Task statement:
Every record below should be repeated exactly, with the pictures left out.

Entries provided:
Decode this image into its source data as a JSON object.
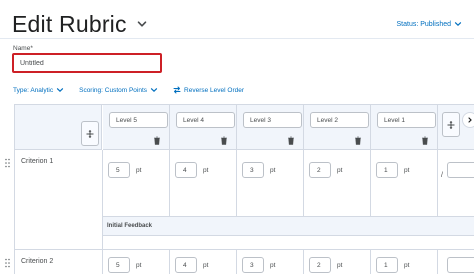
{
  "header": {
    "title": "Edit Rubric",
    "status_label": "Status: Published"
  },
  "name_field": {
    "label": "Name*",
    "value": "Untitled"
  },
  "toolbar": {
    "type_label": "Type: Analytic",
    "scoring_label": "Scoring: Custom Points",
    "reverse_label": "Reverse Level Order"
  },
  "levels": [
    "Level 5",
    "Level 4",
    "Level 3",
    "Level 2",
    "Level 1"
  ],
  "criteria": [
    {
      "name": "Criterion 1",
      "points": [
        "5",
        "4",
        "3",
        "2",
        "1"
      ],
      "feedback_label": "Initial Feedback"
    },
    {
      "name": "Criterion 2",
      "points": [
        "5",
        "4",
        "3",
        "2",
        "1"
      ]
    }
  ],
  "unit_label": "pt",
  "slash": "/",
  "colors": {
    "accent": "#006fbf",
    "error_border": "#cd2026",
    "header_bg": "#f1f5fb"
  }
}
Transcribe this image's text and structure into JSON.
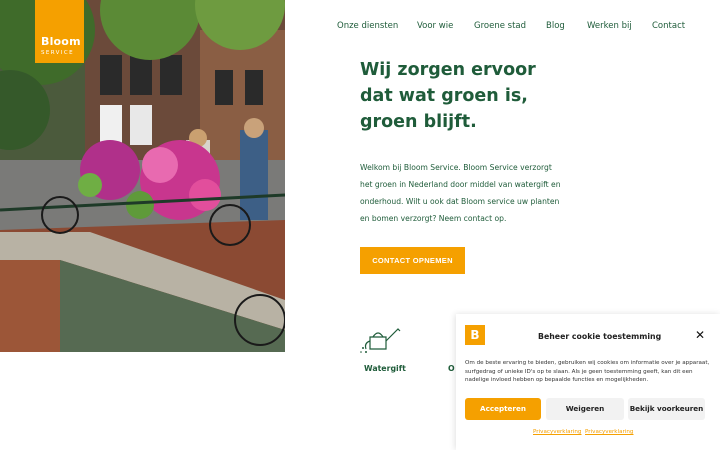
{
  "brand": {
    "name": "Bloom",
    "sub": "SERVICE",
    "accent": "#f5a000",
    "primary_text": "#1f5c3a"
  },
  "nav": {
    "items": [
      "Onze diensten",
      "Voor wie",
      "Groene stad",
      "Blog",
      "Werken bij",
      "Contact"
    ]
  },
  "hero": {
    "headline": [
      "Wij zorgen ervoor",
      "dat wat groen is,",
      "groen blijft."
    ],
    "intro": "Welkom bij Bloom Service. Bloom Service verzorgt het groen in Nederland door middel van watergift en onderhoud. Wilt u ook dat Bloom service uw planten en bomen verzorgt? Neem contact op.",
    "cta": "CONTACT OPNEMEN"
  },
  "services": [
    {
      "label": "Watergift",
      "icon": "watering-can-icon"
    },
    {
      "label": "O",
      "icon": ""
    }
  ],
  "cookie": {
    "badge": "B",
    "title": "Beheer cookie toestemming",
    "close": "✕",
    "message": "Om de beste ervaring te bieden, gebruiken wij cookies om informatie over je apparaat, surfgedrag of unieke ID's op te slaan. Als je geen toestemming geeft, kan dit een nadelige invloed hebben op bepaalde functies en mogelijkheden.",
    "accept": "Accepteren",
    "deny": "Weigeren",
    "preferences": "Bekijk voorkeuren",
    "links": [
      "Privacyverklaring",
      "Privacyverklaring"
    ]
  }
}
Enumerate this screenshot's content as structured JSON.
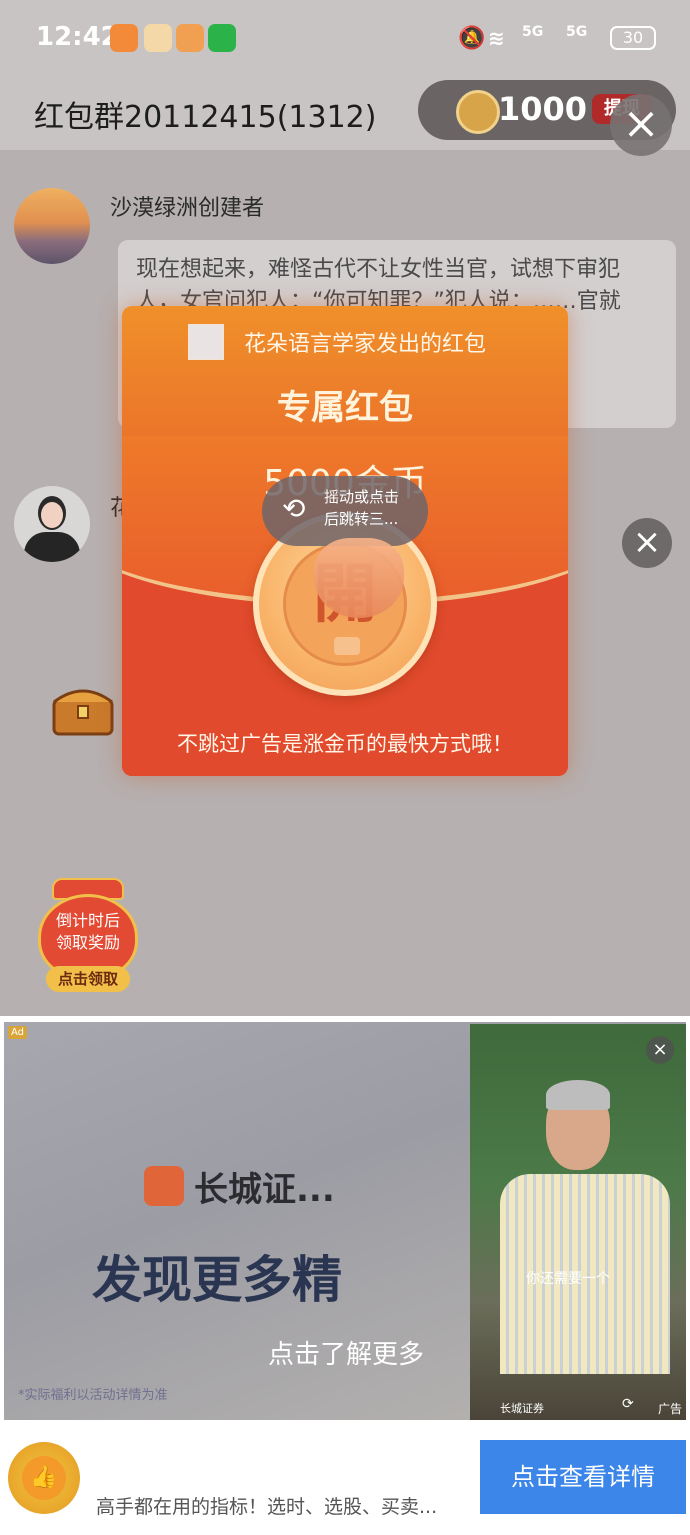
{
  "status_bar": {
    "time": "12:42",
    "signal_1": "5G",
    "signal_2": "5G",
    "battery": "30"
  },
  "header": {
    "title": "红包群20112415(1312)",
    "coins": "1000",
    "withdraw_label": "提现"
  },
  "chat": {
    "messages": [
      {
        "sender": "沙漠绿洲创建者",
        "text": "现在想起来，难怪古代不让女性当官，试想下审犯人，女官问犯人：“你可知罪？”犯人说：……官就条……里会"
      },
      {
        "sender": "花"
      }
    ]
  },
  "red_packet": {
    "from": "花朵语言学家发出的红包",
    "title": "专属红包",
    "amount": "5000金币",
    "open_char": "開",
    "tip": "不跳过广告是涨金币的最快方式哦！"
  },
  "lucky_bag": {
    "line1": "倒计时后",
    "line2": "领取奖励",
    "button": "点击领取"
  },
  "ad": {
    "tag": "Ad",
    "brand": "长城证...",
    "slogan": "发现更多精",
    "shake_line1": "摇动或点击",
    "shake_line2": "后跳转三...",
    "learn_more": "点击了解更多",
    "disclaimer": "*实际福利以活动详情为准",
    "video_caption": "你还需要一个",
    "video_brand": "长城证券",
    "video_ad_label": "广告",
    "bottom_text": "高手都在用的指标！选时、选股、买卖...",
    "detail_button": "点击查看详情"
  }
}
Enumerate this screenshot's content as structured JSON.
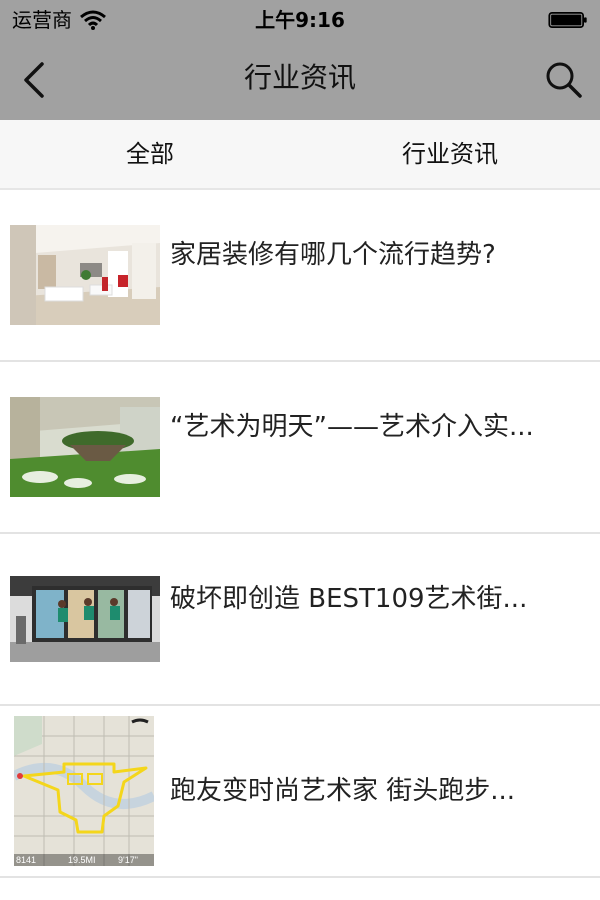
{
  "status_bar": {
    "carrier": "运营商",
    "time": "上午9:16"
  },
  "nav": {
    "title": "行业资讯",
    "back_icon": "chevron-left-icon",
    "search_icon": "search-icon"
  },
  "tabs": [
    {
      "label": "全部"
    },
    {
      "label": "行业资讯"
    }
  ],
  "articles": [
    {
      "title": "家居装修有哪几个流行趋势?"
    },
    {
      "title": "“艺术为明天”——艺术介入实..."
    },
    {
      "title": "破坏即创造 BEST109艺术街..."
    },
    {
      "title": "跑友变时尚艺术家 街头跑步..."
    }
  ],
  "map_overlay": {
    "stat1": "8141",
    "stat2": "19.5MI",
    "stat3": "9'17\""
  },
  "colors": {
    "bar": "#a1a1a1",
    "tab_bg": "#f7f7f7",
    "divider": "#e3e3e3"
  }
}
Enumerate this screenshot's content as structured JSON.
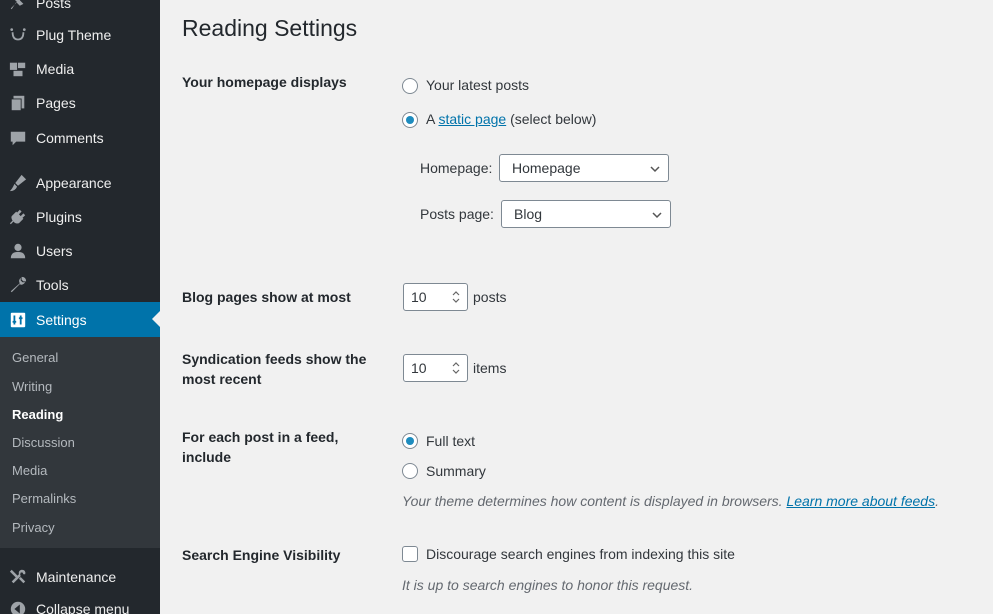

Result for this exercise:
Decode this image into its source data as a JSON object.
{
  "header": {
    "title": "Edit Rubric",
    "status_label": "Status: Published"
  },
  "name_field": {
    "label": "Name*",
    "value": "Untitled"
  },
  "toolbar": {
    "type_label": "Type: Analytic",
    "scoring_label": "Scoring: Custom Points",
    "reverse_label": "Reverse Level Order"
  },
  "levels": [
    "Level 5",
    "Level 4",
    "Level 3",
    "Level 2",
    "Level 1"
  ],
  "criteria": [
    {
      "name": "Criterion 1",
      "points": [
        "5",
        "4",
        "3",
        "2",
        "1"
      ],
      "feedback_label": "Initial Feedback"
    },
    {
      "name": "Criterion 2",
      "points": [
        "5",
        "4",
        "3",
        "2",
        "1"
      ]
    }
  ],
  "unit_label": "pt",
  "slash": "/",
  "colors": {
    "accent": "#006fbf",
    "error_border": "#cd2026",
    "header_bg": "#f1f5fb"
  }
}
Transcribe this image's text and structure into JSON.
{
  "brand": {
    "name": "Bloom",
    "sub": "SERVICE",
    "accent": "#f5a000",
    "primary_text": "#1f5c3a"
  },
  "nav": {
    "items": [
      "Onze diensten",
      "Voor wie",
      "Groene stad",
      "Blog",
      "Werken bij",
      "Contact"
    ]
  },
  "hero": {
    "headline": [
      "Wij zorgen ervoor",
      "dat wat groen is,",
      "groen blijft."
    ],
    "intro": "Welkom bij Bloom Service. Bloom Service verzorgt het groen in Nederland door middel van watergift en onderhoud. Wilt u ook dat Bloom service uw planten en bomen verzorgt? Neem contact op.",
    "cta": "CONTACT OPNEMEN"
  },
  "services": [
    {
      "label": "Watergift",
      "icon": "watering-can-icon"
    },
    {
      "label": "O",
      "icon": ""
    }
  ],
  "cookie": {
    "badge": "B",
    "title": "Beheer cookie toestemming",
    "close": "✕",
    "message": "Om de beste ervaring te bieden, gebruiken wij cookies om informatie over je apparaat, surfgedrag of unieke ID's op te slaan. Als je geen toestemming geeft, kan dit een nadelige invloed hebben op bepaalde functies en mogelijkheden.",
    "accept": "Accepteren",
    "deny": "Weigeren",
    "preferences": "Bekijk voorkeuren",
    "links": [
      "Privacyverklaring",
      "Privacyverklaring"
    ]
  }
}
Enumerate this screenshot's content as structured JSON.
{
  "status_bar": {
    "time": "12:42",
    "signal_1": "5G",
    "signal_2": "5G",
    "battery": "30"
  },
  "header": {
    "title": "红包群20112415(1312)",
    "coins": "1000",
    "withdraw_label": "提现"
  },
  "chat": {
    "messages": [
      {
        "sender": "沙漠绿洲创建者",
        "text": "现在想起来，难怪古代不让女性当官，试想下审犯人，女官问犯人：“你可知罪？”犯人说：……官就条……里会"
      },
      {
        "sender": "花"
      }
    ]
  },
  "red_packet": {
    "from": "花朵语言学家发出的红包",
    "title": "专属红包",
    "amount": "5000金币",
    "open_char": "開",
    "tip": "不跳过广告是涨金币的最快方式哦！"
  },
  "lucky_bag": {
    "line1": "倒计时后",
    "line2": "领取奖励",
    "button": "点击领取"
  },
  "ad": {
    "tag": "Ad",
    "brand": "长城证...",
    "slogan": "发现更多精",
    "shake_line1": "摇动或点击",
    "shake_line2": "后跳转三...",
    "learn_more": "点击了解更多",
    "disclaimer": "*实际福利以活动详情为准",
    "video_caption": "你还需要一个",
    "video_brand": "长城证券",
    "video_ad_label": "广告",
    "bottom_text": "高手都在用的指标！选时、选股、买卖...",
    "detail_button": "点击查看详情"
  }
}
Enumerate this screenshot's content as structured JSON.
{
  "status_bar": {
    "carrier": "运营商",
    "time": "上午9:16"
  },
  "nav": {
    "title": "行业资讯",
    "back_icon": "chevron-left-icon",
    "search_icon": "search-icon"
  },
  "tabs": [
    {
      "label": "全部"
    },
    {
      "label": "行业资讯"
    }
  ],
  "articles": [
    {
      "title": "家居装修有哪几个流行趋势?"
    },
    {
      "title": "“艺术为明天”——艺术介入实..."
    },
    {
      "title": "破坏即创造 BEST109艺术街..."
    },
    {
      "title": "跑友变时尚艺术家 街头跑步..."
    }
  ],
  "map_overlay": {
    "stat1": "8141",
    "stat2": "19.5MI",
    "stat3": "9'17\""
  },
  "colors": {
    "bar": "#a1a1a1",
    "tab_bg": "#f7f7f7",
    "divider": "#e3e3e3"
  }
}
Enumerate this screenshot's content as structured JSON.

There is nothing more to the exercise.